MILAN — “Understand your power not as individuals but together, and organized. This is critical to make changes.”
So says Jane Fonda, interviewed by actress, writer and award-winning radio host Jameela Jamil in Pomellato’s first podcast, urging women to take action. The Italian jewelry brand has once again joined forces with Fonda on a “Pomellato for Women” video to be aired on International Women’s Day on March 8. The complete interview will be broadcast as part of Kering’s “Women in Motion” series.
Fonda is returning as a contributor to the Pomellato for Women video for the fourth year in a row, and Sabina Belli, chief executive officer of the brand, said that, each year, Pomellato “adds a different brick to the building,” highlighting issues affecting women and that “can no longer be tolerated,” continuing to spread the message of female empowerment while expanding its reach to a number of diverse communities, promoting inclusivity, environmentalism and equality.
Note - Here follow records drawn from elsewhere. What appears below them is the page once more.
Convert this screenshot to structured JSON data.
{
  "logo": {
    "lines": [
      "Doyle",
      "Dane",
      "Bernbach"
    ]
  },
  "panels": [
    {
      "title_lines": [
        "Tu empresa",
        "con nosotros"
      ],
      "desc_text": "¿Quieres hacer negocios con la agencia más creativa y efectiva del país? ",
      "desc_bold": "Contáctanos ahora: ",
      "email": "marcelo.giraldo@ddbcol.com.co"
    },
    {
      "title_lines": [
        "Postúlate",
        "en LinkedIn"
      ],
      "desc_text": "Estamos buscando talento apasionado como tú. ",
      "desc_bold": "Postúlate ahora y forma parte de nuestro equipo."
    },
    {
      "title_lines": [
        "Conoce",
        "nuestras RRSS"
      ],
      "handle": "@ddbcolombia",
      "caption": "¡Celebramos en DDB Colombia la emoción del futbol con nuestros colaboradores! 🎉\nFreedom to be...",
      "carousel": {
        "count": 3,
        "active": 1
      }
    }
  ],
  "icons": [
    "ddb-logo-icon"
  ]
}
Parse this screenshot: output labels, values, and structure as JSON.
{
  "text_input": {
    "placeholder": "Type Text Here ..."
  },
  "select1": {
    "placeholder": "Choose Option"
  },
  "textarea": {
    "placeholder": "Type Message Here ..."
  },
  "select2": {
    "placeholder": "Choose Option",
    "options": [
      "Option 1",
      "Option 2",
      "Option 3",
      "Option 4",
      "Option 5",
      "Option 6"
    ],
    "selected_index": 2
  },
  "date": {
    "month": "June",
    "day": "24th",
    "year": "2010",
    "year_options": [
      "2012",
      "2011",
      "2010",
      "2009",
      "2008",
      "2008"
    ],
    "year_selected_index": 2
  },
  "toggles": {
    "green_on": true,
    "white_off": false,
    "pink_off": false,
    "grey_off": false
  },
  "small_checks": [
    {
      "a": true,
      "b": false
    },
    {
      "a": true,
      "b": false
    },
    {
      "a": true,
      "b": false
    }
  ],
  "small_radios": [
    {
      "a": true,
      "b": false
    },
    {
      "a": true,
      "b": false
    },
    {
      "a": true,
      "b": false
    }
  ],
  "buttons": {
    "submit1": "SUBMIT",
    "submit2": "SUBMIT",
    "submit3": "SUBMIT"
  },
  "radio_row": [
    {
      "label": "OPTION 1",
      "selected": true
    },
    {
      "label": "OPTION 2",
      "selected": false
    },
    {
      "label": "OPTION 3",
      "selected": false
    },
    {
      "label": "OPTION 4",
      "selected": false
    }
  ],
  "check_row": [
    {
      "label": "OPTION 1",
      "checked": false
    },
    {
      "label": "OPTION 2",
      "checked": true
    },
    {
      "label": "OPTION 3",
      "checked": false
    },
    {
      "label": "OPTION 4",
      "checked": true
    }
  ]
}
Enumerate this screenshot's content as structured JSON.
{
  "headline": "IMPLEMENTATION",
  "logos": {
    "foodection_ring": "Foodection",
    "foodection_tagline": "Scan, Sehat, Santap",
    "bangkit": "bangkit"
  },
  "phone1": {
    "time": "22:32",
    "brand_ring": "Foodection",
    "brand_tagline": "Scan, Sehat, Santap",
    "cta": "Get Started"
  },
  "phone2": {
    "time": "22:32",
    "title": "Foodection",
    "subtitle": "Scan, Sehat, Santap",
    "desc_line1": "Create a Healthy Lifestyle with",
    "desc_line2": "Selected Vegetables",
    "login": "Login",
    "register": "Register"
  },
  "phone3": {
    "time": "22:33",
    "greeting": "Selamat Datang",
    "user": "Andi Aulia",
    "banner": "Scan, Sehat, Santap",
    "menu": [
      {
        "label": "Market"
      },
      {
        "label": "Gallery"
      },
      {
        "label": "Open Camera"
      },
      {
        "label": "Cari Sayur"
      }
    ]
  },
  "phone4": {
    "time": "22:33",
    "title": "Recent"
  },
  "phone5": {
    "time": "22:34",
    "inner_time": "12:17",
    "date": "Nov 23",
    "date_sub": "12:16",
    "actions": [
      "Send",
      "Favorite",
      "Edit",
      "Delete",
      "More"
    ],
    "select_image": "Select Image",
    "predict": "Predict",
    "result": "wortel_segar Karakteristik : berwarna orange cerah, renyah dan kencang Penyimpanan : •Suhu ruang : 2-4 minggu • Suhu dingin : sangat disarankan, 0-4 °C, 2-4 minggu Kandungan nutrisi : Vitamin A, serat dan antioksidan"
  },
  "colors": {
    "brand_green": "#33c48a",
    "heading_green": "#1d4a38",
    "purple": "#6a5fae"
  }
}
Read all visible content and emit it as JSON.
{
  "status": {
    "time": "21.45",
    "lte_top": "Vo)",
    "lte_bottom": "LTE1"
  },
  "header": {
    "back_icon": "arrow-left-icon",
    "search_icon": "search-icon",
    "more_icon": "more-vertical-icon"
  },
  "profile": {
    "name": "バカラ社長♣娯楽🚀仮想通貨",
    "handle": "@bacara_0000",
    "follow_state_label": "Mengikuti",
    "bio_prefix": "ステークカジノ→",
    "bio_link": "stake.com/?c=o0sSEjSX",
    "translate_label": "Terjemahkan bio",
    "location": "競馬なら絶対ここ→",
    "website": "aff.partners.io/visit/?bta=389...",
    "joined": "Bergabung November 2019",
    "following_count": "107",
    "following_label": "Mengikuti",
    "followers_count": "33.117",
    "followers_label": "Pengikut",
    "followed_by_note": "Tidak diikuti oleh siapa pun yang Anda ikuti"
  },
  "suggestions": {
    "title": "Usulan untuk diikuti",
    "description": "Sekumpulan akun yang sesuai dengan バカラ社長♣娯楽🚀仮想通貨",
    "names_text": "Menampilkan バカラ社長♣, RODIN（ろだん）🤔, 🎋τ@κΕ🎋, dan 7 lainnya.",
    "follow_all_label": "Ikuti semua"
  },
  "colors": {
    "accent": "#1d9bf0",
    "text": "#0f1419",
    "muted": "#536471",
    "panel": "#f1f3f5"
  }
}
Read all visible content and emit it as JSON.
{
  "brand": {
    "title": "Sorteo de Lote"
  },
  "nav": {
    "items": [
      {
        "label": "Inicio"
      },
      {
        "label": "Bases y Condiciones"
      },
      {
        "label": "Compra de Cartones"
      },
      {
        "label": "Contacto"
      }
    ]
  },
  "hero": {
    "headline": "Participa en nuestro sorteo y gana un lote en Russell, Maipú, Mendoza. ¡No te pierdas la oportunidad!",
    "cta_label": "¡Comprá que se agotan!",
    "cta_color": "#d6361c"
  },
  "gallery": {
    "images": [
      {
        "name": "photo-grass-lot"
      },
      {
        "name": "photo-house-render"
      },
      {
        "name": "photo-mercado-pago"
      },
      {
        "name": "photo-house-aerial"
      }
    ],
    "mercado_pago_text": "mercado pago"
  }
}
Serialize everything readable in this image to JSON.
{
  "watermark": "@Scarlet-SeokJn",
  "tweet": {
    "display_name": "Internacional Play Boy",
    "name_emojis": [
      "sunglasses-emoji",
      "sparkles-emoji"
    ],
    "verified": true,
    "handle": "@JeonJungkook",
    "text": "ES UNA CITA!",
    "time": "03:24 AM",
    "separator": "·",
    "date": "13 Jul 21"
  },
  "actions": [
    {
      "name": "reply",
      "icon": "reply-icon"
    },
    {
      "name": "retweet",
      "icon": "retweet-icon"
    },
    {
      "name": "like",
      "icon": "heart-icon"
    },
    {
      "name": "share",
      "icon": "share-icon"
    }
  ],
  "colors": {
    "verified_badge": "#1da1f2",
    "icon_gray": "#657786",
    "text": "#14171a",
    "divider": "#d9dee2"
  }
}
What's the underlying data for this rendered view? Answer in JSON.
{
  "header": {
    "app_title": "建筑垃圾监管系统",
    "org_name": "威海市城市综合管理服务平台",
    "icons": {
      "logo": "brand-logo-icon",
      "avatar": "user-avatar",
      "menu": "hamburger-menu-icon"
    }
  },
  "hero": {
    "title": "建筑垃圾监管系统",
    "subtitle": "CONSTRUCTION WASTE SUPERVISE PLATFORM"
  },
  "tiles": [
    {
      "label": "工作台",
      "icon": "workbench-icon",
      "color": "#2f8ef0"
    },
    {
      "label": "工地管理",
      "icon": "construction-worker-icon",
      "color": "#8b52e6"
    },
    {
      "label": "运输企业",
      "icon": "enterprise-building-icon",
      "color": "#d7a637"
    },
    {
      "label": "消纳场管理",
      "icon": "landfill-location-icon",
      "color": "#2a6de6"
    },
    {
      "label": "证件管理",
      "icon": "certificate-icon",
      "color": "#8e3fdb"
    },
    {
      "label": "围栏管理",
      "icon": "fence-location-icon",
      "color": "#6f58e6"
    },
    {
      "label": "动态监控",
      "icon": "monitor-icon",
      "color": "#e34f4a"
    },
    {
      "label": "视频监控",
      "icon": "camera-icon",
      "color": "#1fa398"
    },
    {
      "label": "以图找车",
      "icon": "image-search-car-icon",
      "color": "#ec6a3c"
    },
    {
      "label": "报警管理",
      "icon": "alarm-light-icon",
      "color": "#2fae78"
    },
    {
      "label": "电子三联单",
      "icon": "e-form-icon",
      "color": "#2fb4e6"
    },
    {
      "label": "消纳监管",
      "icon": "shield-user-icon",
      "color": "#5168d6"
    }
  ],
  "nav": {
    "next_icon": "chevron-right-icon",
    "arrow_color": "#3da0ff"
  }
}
In the podcast, Fonda and Jamil address topics ranging from inequality and privilege to courage and resilience, discussing activism, climate change, white supremacy, gender inequality and vulnerability.
“Activism made my life, my first 30 years were hedonist, with not much purpose,” admitted the Academy Award winner, who was the first recipient of the Women in Motion Award and was just bestowed the Cecil B. DeMille award for lifetime achievement at the Golden Globes. “People need meaning in their lives. Activism is joyful.” Fonda is also one of the original Pomellato for Women ambassadors. Belli, who joined the Milan-based company in 2015, spearheaded and launched the project in 2017 and has been vocal ever since about supporting it.
Pomellato for Women highlights issues “that are really close to our heart and that unfortunately have not been solved yet, and we continue in our efforts to give voice and visibility through our own platforms and social media if it can help,” said Belli.
The executive underscored the power of words and of “freeing words, authorizing women to share.” The #MeToo movement has surely contributed to do so, she noted. “It has helped women gain awareness that there is no shame in speaking up, nor should they fear being judged and that no means no [in unwanted sexual approaches].”
Like a Pandora’s box, other issues have emerged in time, expanding from show business and including domestic violence, for example, which is not only physical but also psychological and economic — and Pomellato has in the past also donated to this cause.
“Inclusivity has been increasingly important, as the need to completely eliminate body-shaming, and discrimination based on race or sexual preference,” said Belli. Most recently, the “ultimate taboo” has been approached, speaking up about incest, and sexual violence in infancy.
“Talking about these horrendous wounds” can help, because “if you let them bleed, they won’t heal and you can’t move on. We would like to communicate that it’s possible to repair and heal the wounds, which are symbols of the fight and the pain. If you don’t heal the pain, it stays with you,” said Belli.
She cited Fonda, who talked about healing the wounds, a process that can be symbolized by the storied Japanese art of kintsugi. The art has been employed for Pomellato’s first capsule collection launched in January, a step into luxurious recycling.
Pomellato upcycled damaged gemstones, such as jet and kogolong, which rather than being discarded, were repurposed into one-of-a-kind jewels. Fonda in the video wears a ring and earrings from the capsule, comparing the shiny gold fissure in her kintsugi gemstone ring to the ability to heal and become stronger for it. “The idea of resilience and giving new life to something that could have been discarded as ‘damaged’ becomes a metaphor for the perseverance of women and underlines the power of showing our scars,” said Belli. “Fonda has been open about her own traumas overcome and wears them today like a bold gem of honor.”
Kering launched the Women in Motion project in 2015, which highlights, through its talks and its awards, talented women whose work in the fields of arts and culture is helping to transform our vision of the world. In 2019, as part of the platform, Kering launched the “Women in Motion” podcast with the goal of amplifying the voices of women while advocating for gender equality in all cultural fields.
In March of last year, for its third Pomellato for Women campaign and video, Cate Blanchett joined the cast of artists and activists as the Pomellato for Women Godmother, together with Fonda; Laura Dern; Tiffany Haddish; Isabelle Huppert; LGBTQ activist Max Emerson; French founder of the Maison des Femmes and sexual violence activist Dr. Ghada Hatem; Irish writer, broadcaster and activist Sinéad Burke; Canadian filmmaker David Cronenberg; Chinese actress Huang Xiang Yi; Italian actress Alba Rohrwacher; Canadian transgender model Krow Kian, and Belli.
Pomellato was founded by Pino Rabolini in 1967 and is now controlled by Kering.